» Recorded information:
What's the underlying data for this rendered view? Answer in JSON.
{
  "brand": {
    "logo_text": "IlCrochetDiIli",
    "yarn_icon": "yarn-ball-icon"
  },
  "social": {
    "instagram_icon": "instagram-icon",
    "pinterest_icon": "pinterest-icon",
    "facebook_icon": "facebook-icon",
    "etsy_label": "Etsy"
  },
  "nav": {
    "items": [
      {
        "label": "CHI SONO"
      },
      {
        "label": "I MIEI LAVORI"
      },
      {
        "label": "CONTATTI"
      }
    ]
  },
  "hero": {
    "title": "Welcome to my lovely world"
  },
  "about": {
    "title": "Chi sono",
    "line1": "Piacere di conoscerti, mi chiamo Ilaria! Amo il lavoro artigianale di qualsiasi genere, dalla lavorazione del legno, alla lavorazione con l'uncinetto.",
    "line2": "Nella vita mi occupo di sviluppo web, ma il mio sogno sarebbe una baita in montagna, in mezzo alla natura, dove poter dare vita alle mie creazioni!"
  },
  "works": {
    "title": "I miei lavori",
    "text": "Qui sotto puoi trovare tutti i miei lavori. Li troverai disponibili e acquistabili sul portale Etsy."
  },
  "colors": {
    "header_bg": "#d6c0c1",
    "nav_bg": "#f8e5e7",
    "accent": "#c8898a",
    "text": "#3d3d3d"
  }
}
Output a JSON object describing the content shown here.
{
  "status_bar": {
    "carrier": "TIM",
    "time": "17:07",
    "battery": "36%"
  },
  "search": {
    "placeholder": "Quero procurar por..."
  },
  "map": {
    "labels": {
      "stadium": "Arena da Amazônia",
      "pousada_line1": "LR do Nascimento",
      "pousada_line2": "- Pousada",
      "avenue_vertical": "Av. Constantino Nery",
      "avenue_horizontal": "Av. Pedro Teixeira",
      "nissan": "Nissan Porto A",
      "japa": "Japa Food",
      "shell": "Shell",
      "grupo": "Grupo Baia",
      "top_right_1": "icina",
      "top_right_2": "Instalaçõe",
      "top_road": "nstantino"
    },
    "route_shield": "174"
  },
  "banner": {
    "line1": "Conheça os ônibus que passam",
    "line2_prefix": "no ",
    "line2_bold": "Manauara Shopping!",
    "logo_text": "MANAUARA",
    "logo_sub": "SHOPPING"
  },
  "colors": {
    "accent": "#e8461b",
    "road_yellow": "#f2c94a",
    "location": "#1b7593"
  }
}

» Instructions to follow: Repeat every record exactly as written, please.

» Solution to this task:
What's the underlying data for this rendered view? Answer in JSON.
{
  "brand": {
    "logo_text": "IlCrochetDiIli",
    "yarn_icon": "yarn-ball-icon"
  },
  "social": {
    "instagram_icon": "instagram-icon",
    "pinterest_icon": "pinterest-icon",
    "facebook_icon": "facebook-icon",
    "etsy_label": "Etsy"
  },
  "nav": {
    "items": [
      {
        "label": "CHI SONO"
      },
      {
        "label": "I MIEI LAVORI"
      },
      {
        "label": "CONTATTI"
      }
    ]
  },
  "hero": {
    "title": "Welcome to my lovely world"
  },
  "about": {
    "title": "Chi sono",
    "line1": "Piacere di conoscerti, mi chiamo Ilaria! Amo il lavoro artigianale di qualsiasi genere, dalla lavorazione del legno, alla lavorazione con l'uncinetto.",
    "line2": "Nella vita mi occupo di sviluppo web, ma il mio sogno sarebbe una baita in montagna, in mezzo alla natura, dove poter dare vita alle mie creazioni!"
  },
  "works": {
    "title": "I miei lavori",
    "text": "Qui sotto puoi trovare tutti i miei lavori. Li troverai disponibili e acquistabili sul portale Etsy."
  },
  "colors": {
    "header_bg": "#d6c0c1",
    "nav_bg": "#f8e5e7",
    "accent": "#c8898a",
    "text": "#3d3d3d"
  }
}
Output a JSON object describing the content shown here.
{
  "status_bar": {
    "carrier": "TIM",
    "time": "17:07",
    "battery": "36%"
  },
  "search": {
    "placeholder": "Quero procurar por..."
  },
  "map": {
    "labels": {
      "stadium": "Arena da Amazônia",
      "pousada_line1": "LR do Nascimento",
      "pousada_line2": "- Pousada",
      "avenue_vertical": "Av. Constantino Nery",
      "avenue_horizontal": "Av. Pedro Teixeira",
      "nissan": "Nissan Porto A",
      "japa": "Japa Food",
      "shell": "Shell",
      "grupo": "Grupo Baia",
      "top_right_1": "icina",
      "top_right_2": "Instalaçõe",
      "top_road": "nstantino"
    },
    "route_shield": "174"
  },
  "banner": {
    "line1": "Conheça os ônibus que passam",
    "line2_prefix": "no ",
    "line2_bold": "Manauara Shopping!",
    "logo_text": "MANAUARA",
    "logo_sub": "SHOPPING"
  },
  "colors": {
    "accent": "#e8461b",
    "road_yellow": "#f2c94a",
    "location": "#1b7593"
  }
}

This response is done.